(Dataset rows describing interfaces)
══════════
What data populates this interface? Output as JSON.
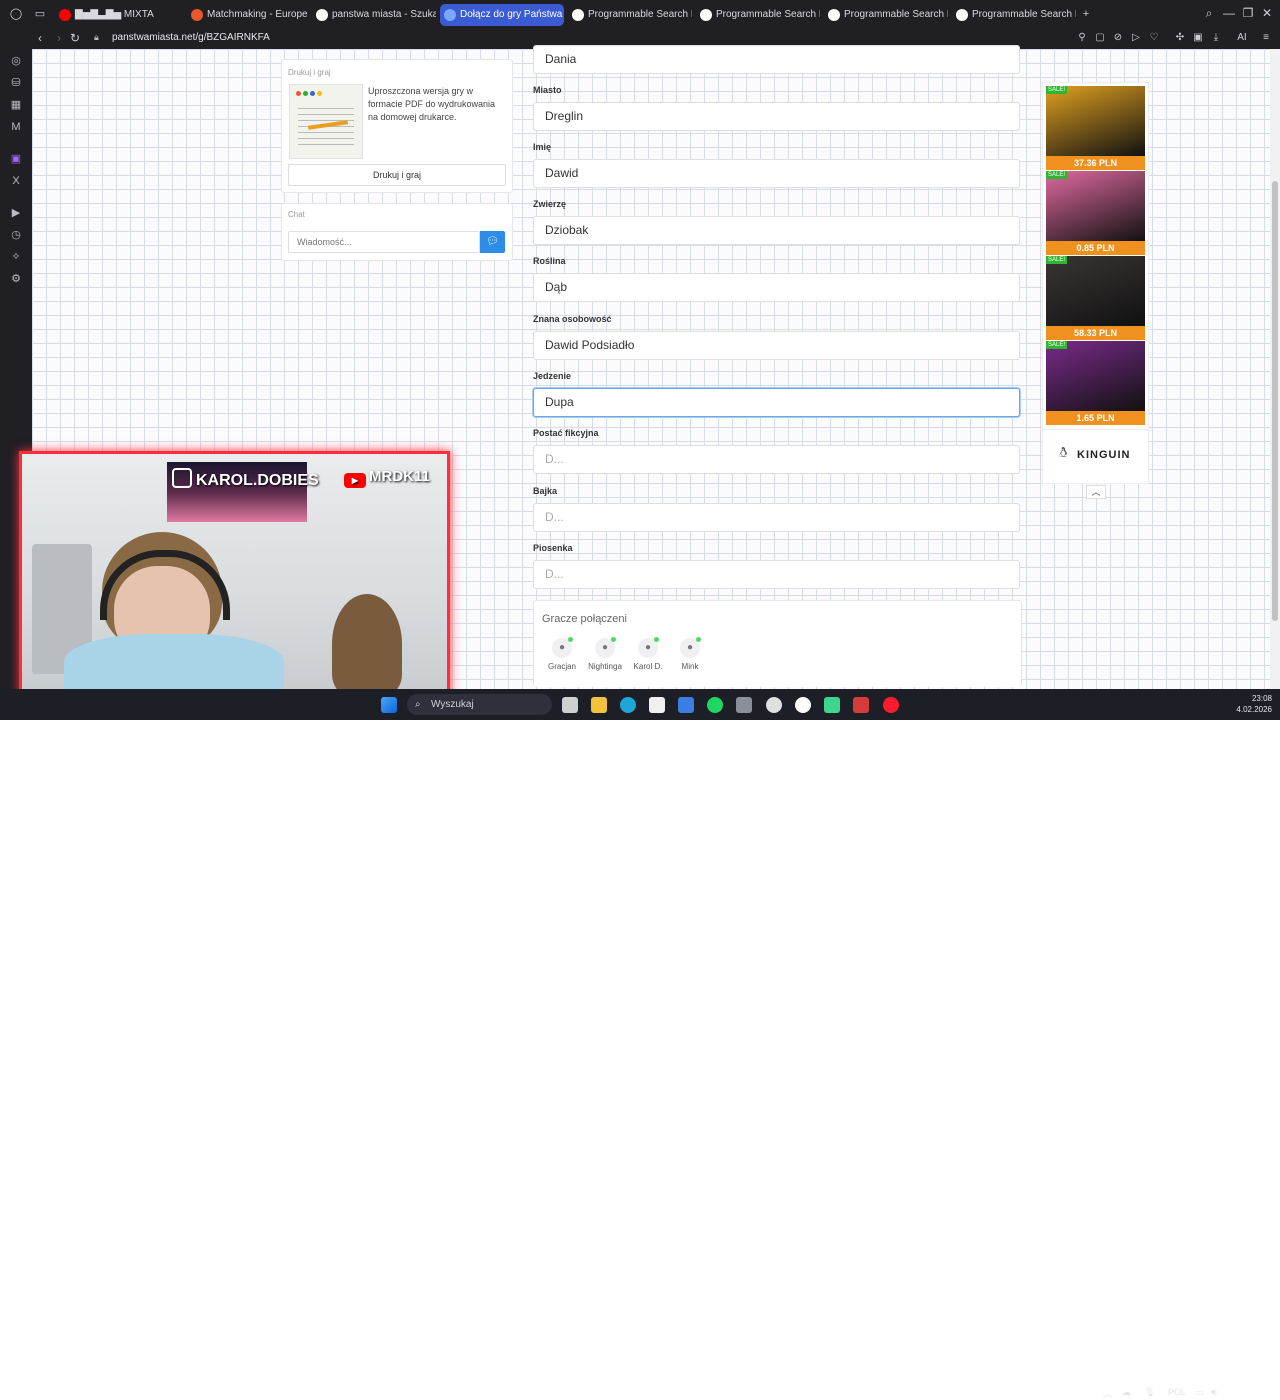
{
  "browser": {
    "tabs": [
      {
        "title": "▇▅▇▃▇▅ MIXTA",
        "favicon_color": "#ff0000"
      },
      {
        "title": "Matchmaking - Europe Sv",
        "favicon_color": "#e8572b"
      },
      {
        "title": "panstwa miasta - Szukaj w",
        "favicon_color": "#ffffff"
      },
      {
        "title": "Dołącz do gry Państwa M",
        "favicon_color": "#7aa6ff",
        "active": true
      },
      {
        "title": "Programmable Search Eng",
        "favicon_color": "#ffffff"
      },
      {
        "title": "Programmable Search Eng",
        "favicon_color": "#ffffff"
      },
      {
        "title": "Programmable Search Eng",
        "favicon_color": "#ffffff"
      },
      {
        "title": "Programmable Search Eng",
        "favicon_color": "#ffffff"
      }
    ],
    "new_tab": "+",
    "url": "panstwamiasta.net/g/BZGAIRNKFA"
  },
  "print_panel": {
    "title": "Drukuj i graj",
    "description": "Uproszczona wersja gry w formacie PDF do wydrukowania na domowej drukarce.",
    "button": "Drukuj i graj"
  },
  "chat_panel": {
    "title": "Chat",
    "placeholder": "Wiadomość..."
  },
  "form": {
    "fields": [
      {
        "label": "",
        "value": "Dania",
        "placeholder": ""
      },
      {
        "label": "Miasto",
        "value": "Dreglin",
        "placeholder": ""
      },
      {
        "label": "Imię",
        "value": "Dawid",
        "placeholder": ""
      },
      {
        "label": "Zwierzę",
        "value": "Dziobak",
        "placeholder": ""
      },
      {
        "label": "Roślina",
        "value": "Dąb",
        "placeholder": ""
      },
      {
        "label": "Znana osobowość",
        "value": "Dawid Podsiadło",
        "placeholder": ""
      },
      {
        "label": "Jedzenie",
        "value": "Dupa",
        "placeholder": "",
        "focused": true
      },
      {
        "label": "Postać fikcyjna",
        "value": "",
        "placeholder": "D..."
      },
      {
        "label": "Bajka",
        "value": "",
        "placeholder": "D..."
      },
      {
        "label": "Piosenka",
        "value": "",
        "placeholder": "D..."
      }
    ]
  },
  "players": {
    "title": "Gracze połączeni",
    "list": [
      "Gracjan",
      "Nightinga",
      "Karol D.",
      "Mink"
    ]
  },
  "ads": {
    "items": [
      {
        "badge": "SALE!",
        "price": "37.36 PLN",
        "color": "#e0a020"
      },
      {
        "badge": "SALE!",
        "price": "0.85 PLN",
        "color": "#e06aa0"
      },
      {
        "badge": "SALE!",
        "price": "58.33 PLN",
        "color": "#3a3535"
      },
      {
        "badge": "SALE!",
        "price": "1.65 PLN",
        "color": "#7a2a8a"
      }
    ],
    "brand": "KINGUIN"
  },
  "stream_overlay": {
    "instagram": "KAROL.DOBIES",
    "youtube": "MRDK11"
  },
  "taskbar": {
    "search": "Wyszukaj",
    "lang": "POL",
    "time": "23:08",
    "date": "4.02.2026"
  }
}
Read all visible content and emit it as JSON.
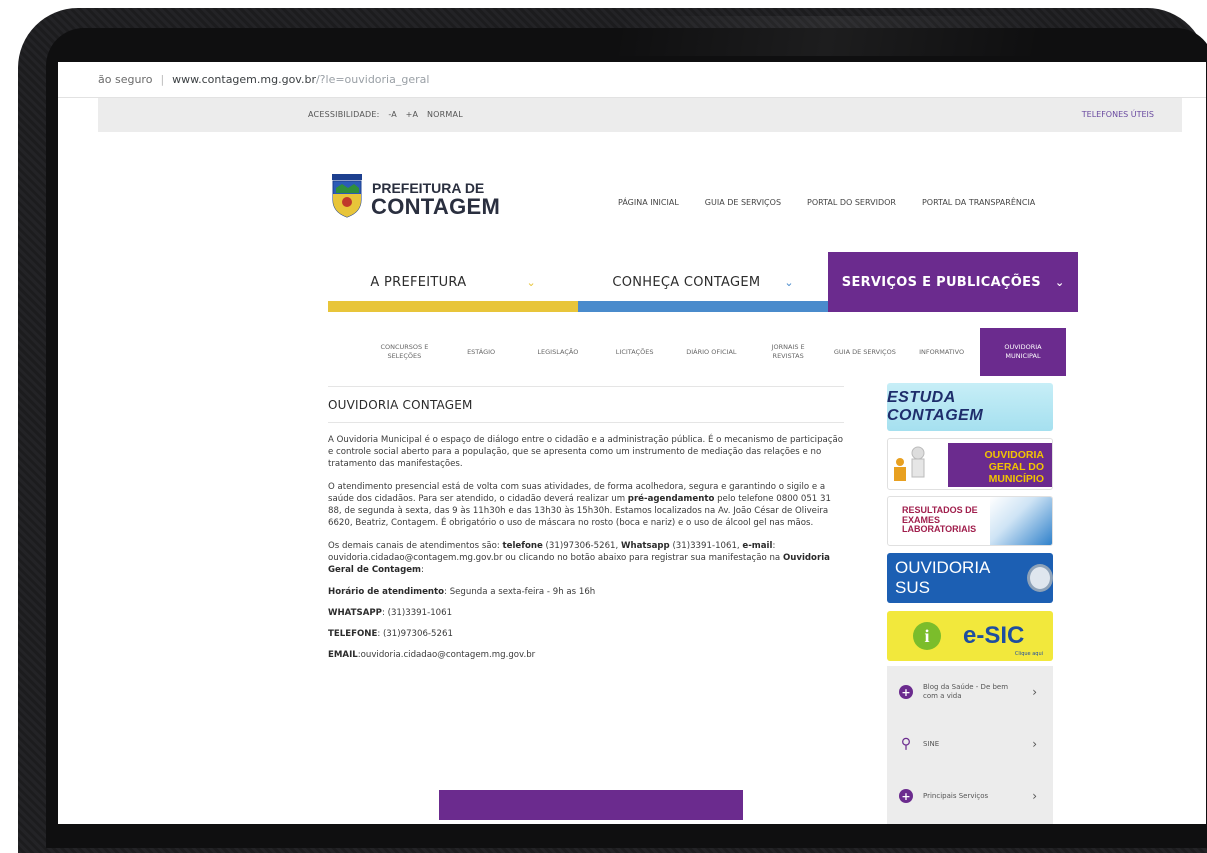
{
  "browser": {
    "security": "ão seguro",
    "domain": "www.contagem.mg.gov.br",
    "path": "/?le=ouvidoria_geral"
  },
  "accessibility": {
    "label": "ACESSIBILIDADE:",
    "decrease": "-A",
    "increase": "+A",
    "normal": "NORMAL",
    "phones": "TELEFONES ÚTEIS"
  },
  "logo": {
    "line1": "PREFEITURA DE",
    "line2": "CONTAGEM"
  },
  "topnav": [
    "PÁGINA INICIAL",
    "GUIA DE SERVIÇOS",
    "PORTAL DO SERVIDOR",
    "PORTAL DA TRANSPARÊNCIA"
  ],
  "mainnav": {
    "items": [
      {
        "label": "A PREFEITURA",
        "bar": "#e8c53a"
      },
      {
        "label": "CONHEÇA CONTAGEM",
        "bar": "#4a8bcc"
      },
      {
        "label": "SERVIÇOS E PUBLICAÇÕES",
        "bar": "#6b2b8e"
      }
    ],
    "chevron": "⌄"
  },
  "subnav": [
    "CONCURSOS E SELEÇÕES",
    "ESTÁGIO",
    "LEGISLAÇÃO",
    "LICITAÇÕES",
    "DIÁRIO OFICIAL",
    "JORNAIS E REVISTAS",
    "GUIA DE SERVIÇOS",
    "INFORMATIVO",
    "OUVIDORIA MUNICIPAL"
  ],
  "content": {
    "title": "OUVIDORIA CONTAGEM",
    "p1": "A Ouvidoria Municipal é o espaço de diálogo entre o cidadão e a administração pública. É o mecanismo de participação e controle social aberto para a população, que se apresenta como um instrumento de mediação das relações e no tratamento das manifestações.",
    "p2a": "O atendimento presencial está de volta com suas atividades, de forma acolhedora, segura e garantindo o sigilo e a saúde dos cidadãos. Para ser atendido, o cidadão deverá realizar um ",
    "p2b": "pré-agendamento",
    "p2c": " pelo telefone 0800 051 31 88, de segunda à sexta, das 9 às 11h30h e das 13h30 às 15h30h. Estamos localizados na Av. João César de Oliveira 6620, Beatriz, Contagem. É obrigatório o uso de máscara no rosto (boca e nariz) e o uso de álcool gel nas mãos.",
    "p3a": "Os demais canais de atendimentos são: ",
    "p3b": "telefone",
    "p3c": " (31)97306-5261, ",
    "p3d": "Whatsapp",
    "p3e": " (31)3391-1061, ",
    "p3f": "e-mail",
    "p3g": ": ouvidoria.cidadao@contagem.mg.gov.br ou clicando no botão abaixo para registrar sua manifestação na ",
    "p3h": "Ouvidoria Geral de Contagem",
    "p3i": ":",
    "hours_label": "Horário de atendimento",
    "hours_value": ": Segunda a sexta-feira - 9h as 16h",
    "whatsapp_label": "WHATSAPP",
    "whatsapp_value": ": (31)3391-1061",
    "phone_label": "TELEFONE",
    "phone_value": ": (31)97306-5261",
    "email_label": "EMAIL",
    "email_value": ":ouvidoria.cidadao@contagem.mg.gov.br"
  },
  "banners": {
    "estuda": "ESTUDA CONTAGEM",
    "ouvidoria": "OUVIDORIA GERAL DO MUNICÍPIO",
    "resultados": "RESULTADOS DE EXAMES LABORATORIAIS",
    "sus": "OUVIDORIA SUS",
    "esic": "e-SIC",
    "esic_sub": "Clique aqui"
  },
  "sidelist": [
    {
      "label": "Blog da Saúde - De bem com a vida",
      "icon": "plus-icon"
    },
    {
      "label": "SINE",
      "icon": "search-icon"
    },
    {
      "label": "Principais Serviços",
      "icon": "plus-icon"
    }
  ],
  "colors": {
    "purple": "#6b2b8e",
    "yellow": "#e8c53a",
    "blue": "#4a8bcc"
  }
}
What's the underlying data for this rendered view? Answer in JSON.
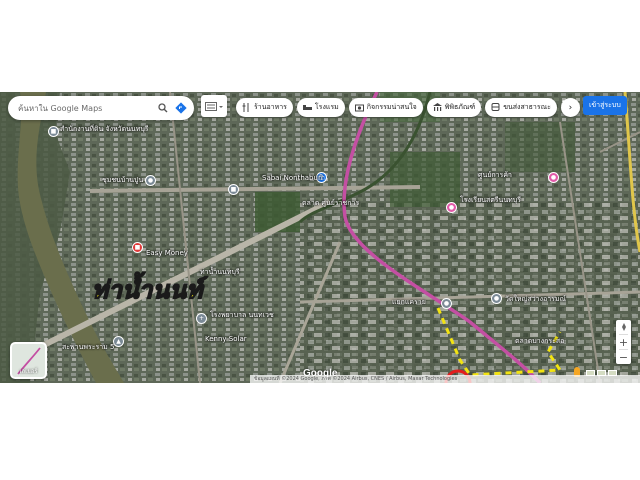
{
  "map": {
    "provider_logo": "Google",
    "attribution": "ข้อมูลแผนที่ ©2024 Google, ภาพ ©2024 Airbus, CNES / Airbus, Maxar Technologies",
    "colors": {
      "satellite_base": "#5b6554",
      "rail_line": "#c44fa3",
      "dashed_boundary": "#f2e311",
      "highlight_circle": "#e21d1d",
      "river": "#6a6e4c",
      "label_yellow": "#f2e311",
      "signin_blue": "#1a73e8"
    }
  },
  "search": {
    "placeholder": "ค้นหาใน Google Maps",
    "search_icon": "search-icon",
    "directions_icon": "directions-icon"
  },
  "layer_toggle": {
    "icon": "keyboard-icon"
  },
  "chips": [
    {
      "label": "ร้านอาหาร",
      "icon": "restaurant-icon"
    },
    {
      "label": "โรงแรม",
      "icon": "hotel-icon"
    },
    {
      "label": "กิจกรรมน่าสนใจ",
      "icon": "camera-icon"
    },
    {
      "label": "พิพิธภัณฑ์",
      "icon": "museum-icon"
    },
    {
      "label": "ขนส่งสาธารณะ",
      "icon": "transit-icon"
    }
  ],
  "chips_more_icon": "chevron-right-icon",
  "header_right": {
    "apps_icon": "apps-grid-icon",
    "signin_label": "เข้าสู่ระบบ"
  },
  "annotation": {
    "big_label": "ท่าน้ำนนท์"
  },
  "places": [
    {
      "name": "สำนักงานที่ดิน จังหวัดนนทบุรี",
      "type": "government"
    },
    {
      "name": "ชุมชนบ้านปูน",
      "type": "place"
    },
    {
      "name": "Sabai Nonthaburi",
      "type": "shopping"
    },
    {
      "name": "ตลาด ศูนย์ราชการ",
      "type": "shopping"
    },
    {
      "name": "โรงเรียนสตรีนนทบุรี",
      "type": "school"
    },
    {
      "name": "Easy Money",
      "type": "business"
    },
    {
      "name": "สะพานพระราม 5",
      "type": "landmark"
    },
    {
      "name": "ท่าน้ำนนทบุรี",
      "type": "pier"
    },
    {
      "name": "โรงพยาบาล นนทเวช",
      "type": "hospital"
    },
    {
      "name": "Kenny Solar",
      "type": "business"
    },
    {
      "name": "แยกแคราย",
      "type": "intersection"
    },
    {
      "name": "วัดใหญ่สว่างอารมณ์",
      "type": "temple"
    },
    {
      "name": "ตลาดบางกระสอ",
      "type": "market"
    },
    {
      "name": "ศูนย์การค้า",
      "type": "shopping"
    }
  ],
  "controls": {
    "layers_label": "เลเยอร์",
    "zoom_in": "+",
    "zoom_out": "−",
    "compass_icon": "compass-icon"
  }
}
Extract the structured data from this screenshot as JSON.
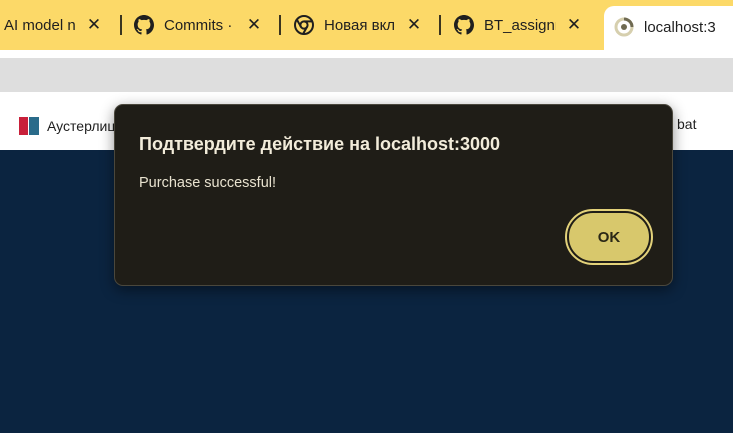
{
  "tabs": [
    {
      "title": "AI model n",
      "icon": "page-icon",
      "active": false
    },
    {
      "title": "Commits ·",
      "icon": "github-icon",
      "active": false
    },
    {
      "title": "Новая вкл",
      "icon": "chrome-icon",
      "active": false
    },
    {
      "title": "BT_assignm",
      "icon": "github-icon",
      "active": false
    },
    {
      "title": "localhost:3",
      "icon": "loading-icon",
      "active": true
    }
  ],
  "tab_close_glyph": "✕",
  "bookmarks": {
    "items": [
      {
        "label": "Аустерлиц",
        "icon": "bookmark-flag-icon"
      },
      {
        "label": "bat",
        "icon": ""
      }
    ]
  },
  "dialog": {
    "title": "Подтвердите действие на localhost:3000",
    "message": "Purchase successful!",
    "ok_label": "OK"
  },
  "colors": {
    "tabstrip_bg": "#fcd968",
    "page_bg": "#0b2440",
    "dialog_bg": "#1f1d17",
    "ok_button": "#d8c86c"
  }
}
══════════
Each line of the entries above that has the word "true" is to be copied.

■ **TASK RESPONSE**:
        "active": true
        "focused": true
      "active": true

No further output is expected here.